S.Res. 198 (111th): A resolution observing the historical significance of Juneteenth Independence Day.

111th Congress, 2009–2010. Text as of Jun 19, 2009 (Resolution Agreed to).

Status & Summary | PDF | Source: GPO

III

111th CONGRESS

1st Session

S. RES. 198

IN THE SENATE OF THE UNITED STATES

June 19, 2009

(for himself, Mr. Brownback, Mr. Levin, Mrs. Hutchison, and Mrs. Gillibrand) submitted the following resolution; which was considered and agreed to

RESOLUTION

Observing the historical significance of Juneteenth Independence Day.

Whereas news of the end of slavery did not reach frontier areas of the United States, and in particular the southwestern States, for more than 21/2 years after President Lincoln's Emancipation Proclamation, which was issued on January 1, 1863, and months after the conclusion of the Civil War;

Whereas, on June 19, 1865, Union soldiers led by Major General Gordon Granger arrived in Galveston, Texas with news that the Civil War had ended and that the enslaved were free;

Whereas African-Americans who had been slaves in the Southwest celebrated June 19, commonly known as Juneteenth Independence Day, as the anniversary of their emancipation;

Whereas African-Americans from the Southwest continue the tradition of celebrating Juneteenth Independence Day as inspiration and encouragement for future generations;

Whereas for more than 140 years, Juneteenth Independence Day celebrations have been held to honor African-American freedom while encouraging self-development and respect for all cultures;

Whereas although Juneteenth Independence Day is beginning to be recognized as a national, and even global, event, the history behind the celebration should not be forgotten; and

Whereas the faith and strength of character demonstrated by former slaves remains an example for all people of the United States, regardless of background, religion, or race: Now, therefore, be it

That—

(1)

the Senate—

(A)

recognizes the historical significance of Juneteenth Independence Day to the Nation;

(B)

supports the continued celebration of Juneteenth Independence Day to provide an opportunity for the people of the United States to learn more about the past and to understand better the experiences that have shaped the Nation; and

(C)

encourages the people of the United States to observe Juneteenth Independence Day with appropriate ceremonies, activities, and programs; and

(2)

it is the sense of the Senate that—

(A)

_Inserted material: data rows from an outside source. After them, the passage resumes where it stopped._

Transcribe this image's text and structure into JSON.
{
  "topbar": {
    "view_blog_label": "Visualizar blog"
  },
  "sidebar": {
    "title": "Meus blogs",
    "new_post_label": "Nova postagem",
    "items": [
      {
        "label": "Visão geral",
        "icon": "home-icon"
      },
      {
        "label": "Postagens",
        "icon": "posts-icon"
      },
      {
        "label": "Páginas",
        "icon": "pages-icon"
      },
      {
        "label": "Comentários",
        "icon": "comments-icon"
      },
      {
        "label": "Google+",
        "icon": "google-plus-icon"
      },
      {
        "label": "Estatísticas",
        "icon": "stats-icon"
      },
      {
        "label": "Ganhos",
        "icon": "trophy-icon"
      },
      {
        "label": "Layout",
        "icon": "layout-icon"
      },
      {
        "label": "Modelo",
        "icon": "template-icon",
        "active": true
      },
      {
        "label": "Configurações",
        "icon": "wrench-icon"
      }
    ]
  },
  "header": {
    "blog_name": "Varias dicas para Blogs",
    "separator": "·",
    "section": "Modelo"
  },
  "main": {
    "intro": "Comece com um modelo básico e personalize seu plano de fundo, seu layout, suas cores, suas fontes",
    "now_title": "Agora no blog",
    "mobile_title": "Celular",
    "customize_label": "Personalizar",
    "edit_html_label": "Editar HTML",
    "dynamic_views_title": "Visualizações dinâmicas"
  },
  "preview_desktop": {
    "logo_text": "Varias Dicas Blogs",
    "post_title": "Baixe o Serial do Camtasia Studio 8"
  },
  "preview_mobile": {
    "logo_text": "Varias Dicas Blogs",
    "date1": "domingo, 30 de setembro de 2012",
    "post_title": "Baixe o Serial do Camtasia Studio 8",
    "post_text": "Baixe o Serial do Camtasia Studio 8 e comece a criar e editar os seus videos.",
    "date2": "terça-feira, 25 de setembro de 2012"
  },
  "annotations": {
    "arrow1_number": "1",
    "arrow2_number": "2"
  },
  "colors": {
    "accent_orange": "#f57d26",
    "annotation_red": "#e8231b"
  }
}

the celebration of the end of slavery is an important and enriching part of the history and heritage of the United States; and

(B)

history should be regarded as a means for understanding the past and solving the challenges of the future.